edifice I build upon it. I hope that the assumptions I make and
the inferences I draw from them, are congenial to philosophers
who may disagree radically about the deeper foundational issues
I try to avoid. My arguments should appeal both to libertarians
and to those who share the ideal of an activist government with
the authority to cope with a wide range of social problems. The
foundations of political authority need not be challenged to appreciate
the weakness of the case in favor of criminal laws against the
recreational use of drugs.
I will not discuss the very real possibility that the prohibition
of drug use should not be understood in rational terms. Some commentators
have suggested that the war on drugs is largely symbolic, serving
to express the anxiety that authorities with political power feel
toward persons who are deviant and unconventional. I am not especially

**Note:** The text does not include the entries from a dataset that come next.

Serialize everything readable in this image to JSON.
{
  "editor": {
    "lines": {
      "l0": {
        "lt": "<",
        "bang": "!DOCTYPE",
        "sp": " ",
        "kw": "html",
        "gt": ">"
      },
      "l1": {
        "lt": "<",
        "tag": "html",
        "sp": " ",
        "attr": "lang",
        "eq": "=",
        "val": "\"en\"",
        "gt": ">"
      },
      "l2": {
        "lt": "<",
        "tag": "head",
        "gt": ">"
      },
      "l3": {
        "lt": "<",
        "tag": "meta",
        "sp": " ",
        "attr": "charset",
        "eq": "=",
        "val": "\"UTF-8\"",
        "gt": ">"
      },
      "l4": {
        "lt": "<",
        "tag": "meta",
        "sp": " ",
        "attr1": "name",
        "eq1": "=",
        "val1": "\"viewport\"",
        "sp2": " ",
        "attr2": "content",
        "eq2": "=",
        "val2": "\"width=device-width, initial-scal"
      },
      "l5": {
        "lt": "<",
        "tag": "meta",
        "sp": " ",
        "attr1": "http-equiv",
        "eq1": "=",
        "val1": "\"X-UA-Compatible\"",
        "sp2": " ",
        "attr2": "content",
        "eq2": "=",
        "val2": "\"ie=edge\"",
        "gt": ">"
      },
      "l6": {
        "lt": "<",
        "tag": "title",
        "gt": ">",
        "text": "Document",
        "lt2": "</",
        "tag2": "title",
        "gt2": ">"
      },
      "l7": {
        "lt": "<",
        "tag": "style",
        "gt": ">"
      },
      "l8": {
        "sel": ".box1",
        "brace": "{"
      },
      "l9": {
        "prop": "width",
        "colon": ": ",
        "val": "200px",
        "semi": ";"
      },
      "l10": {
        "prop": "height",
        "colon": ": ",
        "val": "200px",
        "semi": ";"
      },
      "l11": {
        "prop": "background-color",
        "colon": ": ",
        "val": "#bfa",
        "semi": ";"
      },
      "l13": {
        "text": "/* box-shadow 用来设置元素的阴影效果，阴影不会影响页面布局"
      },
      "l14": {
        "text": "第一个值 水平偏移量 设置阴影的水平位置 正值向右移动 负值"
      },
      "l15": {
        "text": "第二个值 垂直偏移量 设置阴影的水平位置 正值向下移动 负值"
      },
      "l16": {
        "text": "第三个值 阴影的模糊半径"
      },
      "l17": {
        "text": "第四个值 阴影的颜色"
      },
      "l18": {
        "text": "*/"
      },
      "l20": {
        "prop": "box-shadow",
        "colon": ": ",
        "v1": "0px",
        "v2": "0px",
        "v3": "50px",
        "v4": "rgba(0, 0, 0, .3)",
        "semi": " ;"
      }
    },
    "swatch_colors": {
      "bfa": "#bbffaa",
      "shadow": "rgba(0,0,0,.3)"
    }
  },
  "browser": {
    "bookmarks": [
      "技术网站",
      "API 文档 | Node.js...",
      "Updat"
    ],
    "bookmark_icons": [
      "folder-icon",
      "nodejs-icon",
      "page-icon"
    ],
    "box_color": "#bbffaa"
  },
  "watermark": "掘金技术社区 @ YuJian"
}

interested in the psychology of drug prohibitionists. To suppose
that drug laws cannot withstand rational scrutiny concedes what
I believe must be demonstrated. I trust that no one is prepared
to argue that the symbolism of the drug war serves to justify
For two reasons, I approach this project with modest expectations
about my ability to change the minds of those who are firmly opposed
to any suggestion that adults may have a moral right to use drugs
recreationally. First, since my arguments depend on a balancing
of several factors, reasonable minds can and will differ about
how these factors should be weighed. Moral and legal argument
is difficult because it often requires a balancing of incommensurables.
Second, for reasons that are deep and mysterious, this topic is
among a small handful of issues that seem almost immune to rational
debate. One might as well attempt to shake the confidence of a
fundamentalist about the existence of God.
Nor do I anticipate sparking an interest in legislative reform.
The current political climate is unfavorable to the decriminalization
of any recreational drugs. Although political climates have been
known to change rapidly, a real debate on the issue of drug decriminalization
would be likely to polarize the country even more divisively than
the abortion controversy. In the meantime, I appeal to those whose
capacity to remain open-minded is not constrained by their need
to be reelected.
In defending a moderate position about whether adults have a moral
right to use drugs recreationally, my arguments necessarily become
somewhat complex. I draw lines in new and unfamiliar places. This
complexity creates three concerns. First, it might discourage
and frustrate persons who are initially interested in the topic
but who hope for simple solutions. If the problem were easy, reasonable
minds would not differ about it. Second, clear and easily applied
answers to the questions I raise are not forthcoming. At no time
do I pretend to have said the last word about a particular argument
for or against drug prohibitions. Finally, the tone of my discussion
is academic and serious. I am reminded of a comment made by a
student who evaluated a course entitled "Philosophy and Sex."
The professor treated this topic with the serious care it deserves,
but the course disappointed many of the students who enrolled
in it. One complained: "I never knew sex could be so dull."
I hope that my attempt to provide a serious assessment of the
moral rights of recreational drug users does not give rise to
a similar reaction. I know of no better way to make a topic exciting
than to treat it with philosophical sophistication.